Provided data:
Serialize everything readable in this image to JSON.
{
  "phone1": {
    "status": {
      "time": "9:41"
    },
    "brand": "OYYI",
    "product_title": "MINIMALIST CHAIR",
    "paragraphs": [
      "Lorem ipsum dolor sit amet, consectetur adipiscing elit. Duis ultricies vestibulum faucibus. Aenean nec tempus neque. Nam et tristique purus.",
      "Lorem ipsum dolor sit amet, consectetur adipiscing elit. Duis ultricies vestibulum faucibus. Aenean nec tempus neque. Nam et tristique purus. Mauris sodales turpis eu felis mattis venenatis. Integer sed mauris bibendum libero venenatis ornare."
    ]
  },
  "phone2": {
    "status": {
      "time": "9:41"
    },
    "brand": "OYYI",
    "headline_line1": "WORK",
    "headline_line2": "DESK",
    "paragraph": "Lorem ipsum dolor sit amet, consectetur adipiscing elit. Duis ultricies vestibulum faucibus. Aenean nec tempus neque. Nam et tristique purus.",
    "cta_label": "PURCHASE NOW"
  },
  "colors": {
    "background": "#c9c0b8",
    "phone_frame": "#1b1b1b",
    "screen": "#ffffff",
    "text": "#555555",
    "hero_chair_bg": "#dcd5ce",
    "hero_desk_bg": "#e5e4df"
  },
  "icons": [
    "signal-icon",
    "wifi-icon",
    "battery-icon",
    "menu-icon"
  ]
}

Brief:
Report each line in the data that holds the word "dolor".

Written response:
      "Lorem ipsum dolor sit amet, consectetur adipiscing elit. Duis ultricies vestibulum faucibus. Aenean nec tempus neque. Nam et tristique purus.",
      "Lorem ipsum dolor sit amet, consectetur adipiscing elit. Duis ultricies vestibulum faucibus. Aenean nec tempus neque. Nam et tristique purus. Mauris sodales turpis eu felis mattis venenatis. Integer sed mauris bibendum libero venenatis ornare."
    "paragraph": "Lorem ipsum dolor sit amet, consectetur adipiscing elit. Duis ultricies vestibulum faucibus. Aenean nec tempus neque. Nam et tristique purus.",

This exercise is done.